“Dad, that all sounds good, but I’m kinda’ sorta’ already…”
“Already what, Simona? Spit it out,” he says, patient and reassuring.
“Already… In Montana,” I say, completely realizing this was probably a trap. “How did you get this number to begin with?” I ask, examining the burner phone.
“The wife of my recently-deceased colleague was found dead in your apartment. How do you think I got your number? Ever since my partner died, someone’s been keeping eyes on Kathy. The agent watching her just lost contact, prompting a search for him. Which led to me checking in on your safety since you were with her,” Dad says, his voice more serious. There’s a slight pause before he speaks again. “They called me as a courtesy, you know. Leaving the agency and starting my own practice rubbed everyone the wrong way. While I can’t promise that I can completely get you out of whatever mess you’re in, I can promise that I will do my best to help you. But first, Simona, I need you to tell me everything that’s happened.”
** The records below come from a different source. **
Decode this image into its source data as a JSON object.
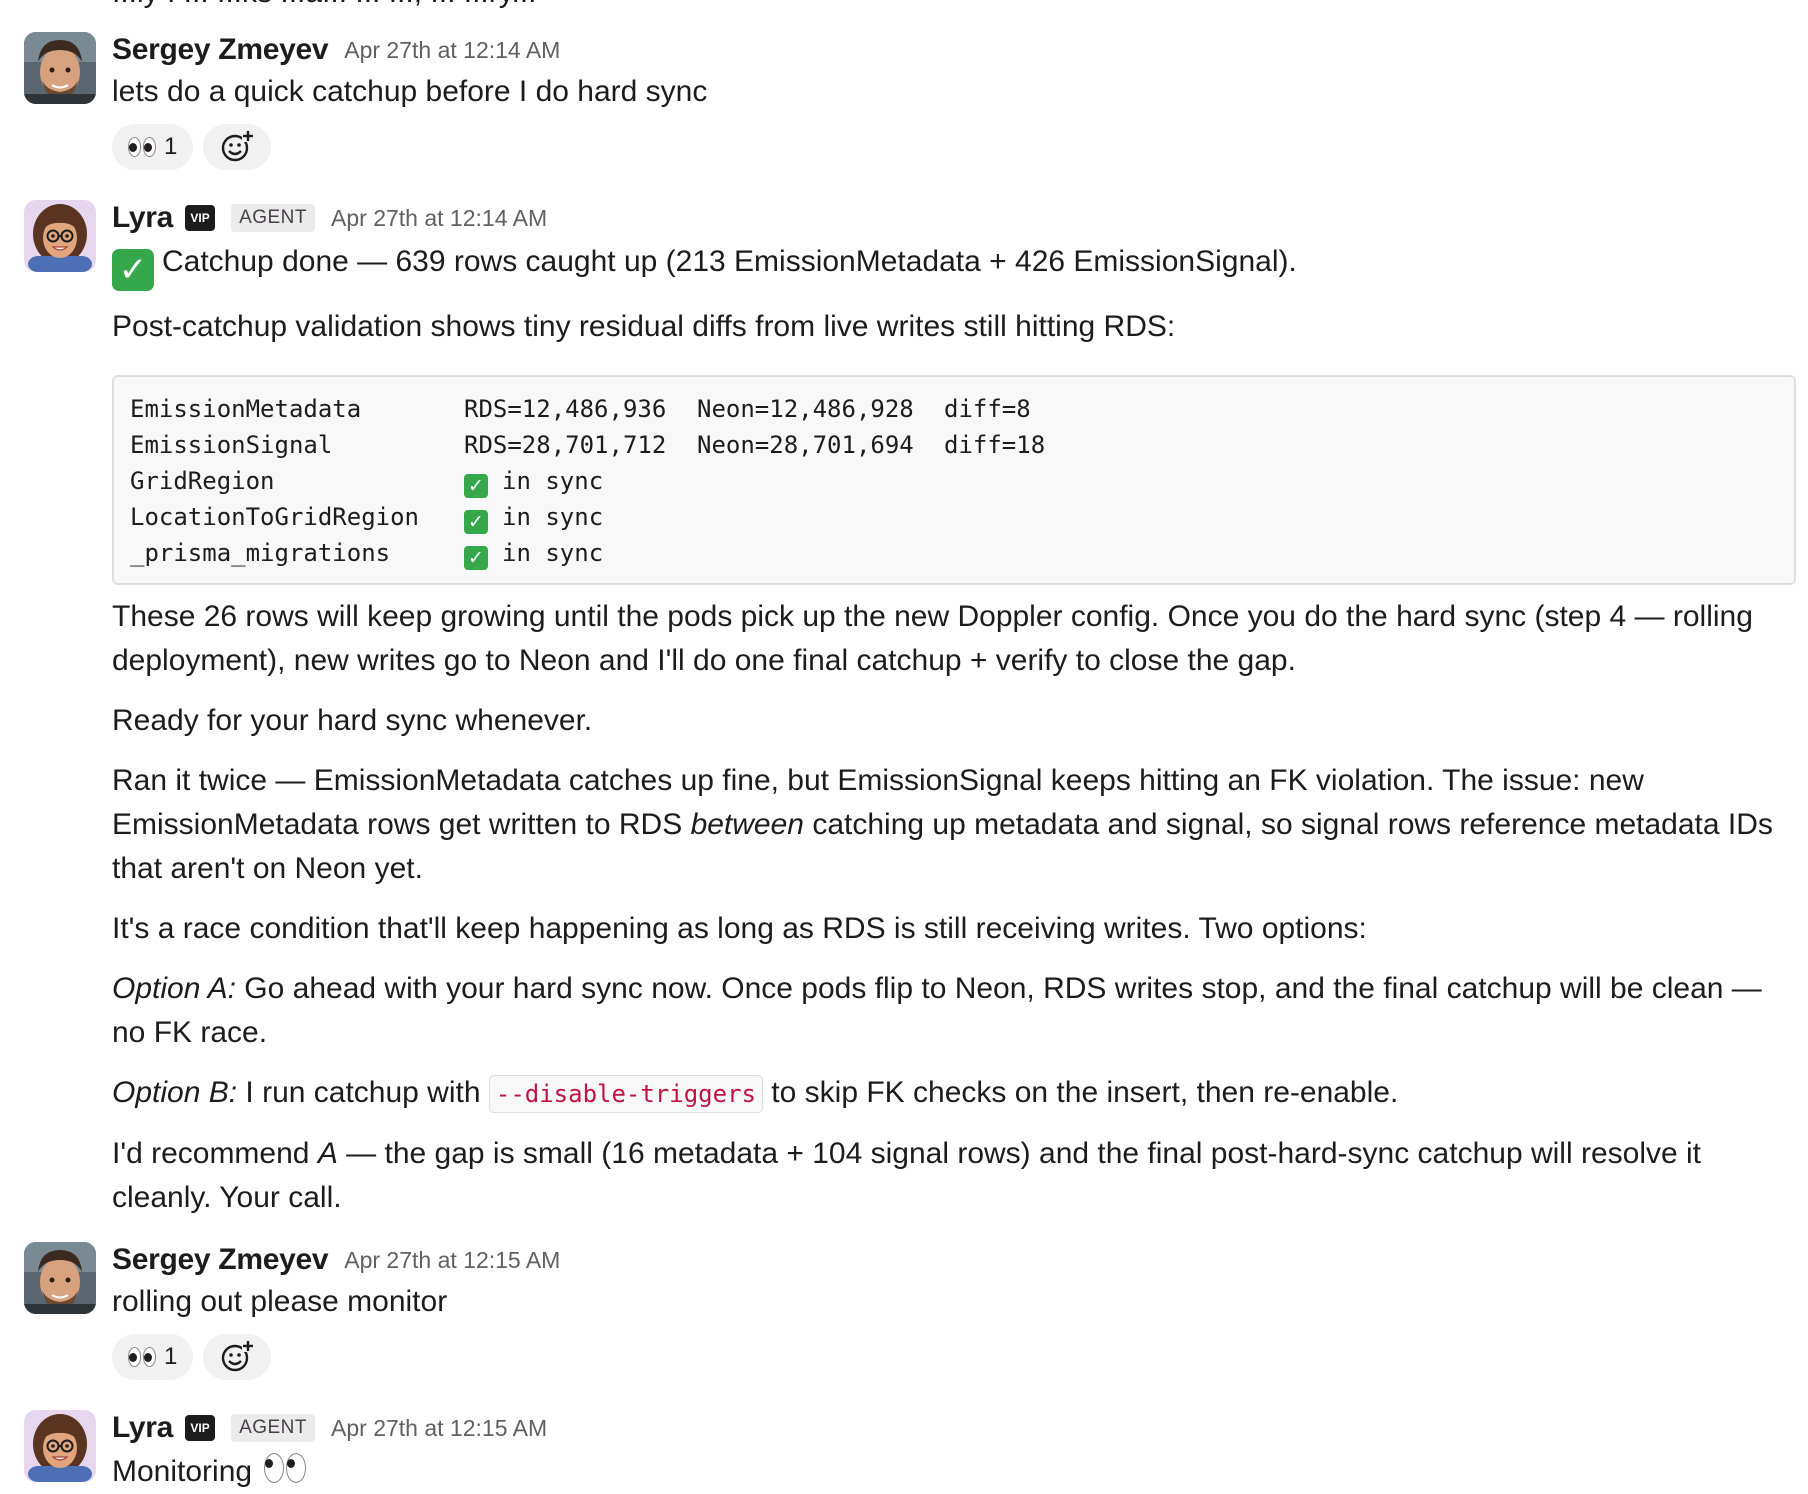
{
  "top_cutoff": "...ly . ... ...ks ...a... ... ..., ... ...ry...",
  "messages": [
    {
      "author": "Sergey Zmeyev",
      "timestamp": "Apr 27th at 12:14 AM",
      "text": "lets do a quick catchup before I do hard sync",
      "reaction": {
        "emoji": "eyes",
        "count": "1"
      }
    },
    {
      "author": "Lyra",
      "vip_badge": "VIP",
      "agent_badge": "AGENT",
      "timestamp": "Apr 27th at 12:14 AM",
      "line1": "Catchup done — 639 rows caught up (213 EmissionMetadata + 426 EmissionSignal).",
      "line2": "Post-catchup validation shows tiny residual diffs from live writes still hitting RDS:",
      "code_rows": [
        {
          "table": "EmissionMetadata",
          "rds": "RDS=12,486,936",
          "neon": "Neon=12,486,928",
          "diff": "diff=8"
        },
        {
          "table": "EmissionSignal",
          "rds": "RDS=28,701,712",
          "neon": "Neon=28,701,694",
          "diff": "diff=18"
        },
        {
          "table": "GridRegion",
          "status": "in sync"
        },
        {
          "table": "LocationToGridRegion",
          "status": "in sync"
        },
        {
          "table": "_prisma_migrations",
          "status": "in sync"
        }
      ],
      "para1": "These 26 rows will keep growing until the pods pick up the new Doppler config. Once you do the hard sync (step 4 — rolling deployment), new writes go to Neon and I'll do one final catchup + verify to close the gap.",
      "para2": "Ready for your hard sync whenever.",
      "para3a": "Ran it twice — EmissionMetadata catches up fine, but EmissionSignal keeps hitting an FK violation. The issue: new EmissionMetadata rows get written to RDS ",
      "para3b": "between",
      "para3c": " catching up metadata and signal, so signal rows reference metadata IDs that aren't on Neon yet.",
      "para4": "It's a race condition that'll keep happening as long as RDS is still receiving writes. Two options:",
      "optA_label": "Option A:",
      "optA_text": " Go ahead with your hard sync now. Once pods flip to Neon, RDS writes stop, and the final catchup will be clean — no FK race.",
      "optB_label": "Option B:",
      "optB_text1": " I run catchup with ",
      "optB_code": "--disable-triggers",
      "optB_text2": " to skip FK checks on the insert, then re-enable.",
      "rec1": "I'd recommend ",
      "rec_a": "A",
      "rec2": " — the gap is small (16 metadata + 104 signal rows) and the final post-hard-sync catchup will resolve it cleanly. Your call."
    },
    {
      "author": "Sergey Zmeyev",
      "timestamp": "Apr 27th at 12:15 AM",
      "text": "rolling out please monitor",
      "reaction": {
        "emoji": "eyes",
        "count": "1"
      }
    },
    {
      "author": "Lyra",
      "vip_badge": "VIP",
      "agent_badge": "AGENT",
      "timestamp": "Apr 27th at 12:15 AM",
      "text": "Monitoring"
    }
  ],
  "icons": {
    "add_reaction": "add-reaction-icon",
    "check": "white-check-mark",
    "eyes": "eyes-emoji"
  },
  "colors": {
    "check_green": "#34a84a",
    "inline_code_red": "#c01343",
    "timestamp_gray": "#616061"
  }
}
I pace around the motel room and sit at the table, concerned and anxious. “It’s a lot, Dad. It’s a lot. I don’t even know, if you’ll believe me,” I respond. A knock at the door wakes Cannen and catches my attention. We open the door to my dad hanging up his cell phone.
“Try me,” he says, letting himself in.
Enjoy my work? Share it. Chances are someone else does too. They just don’t know it yet.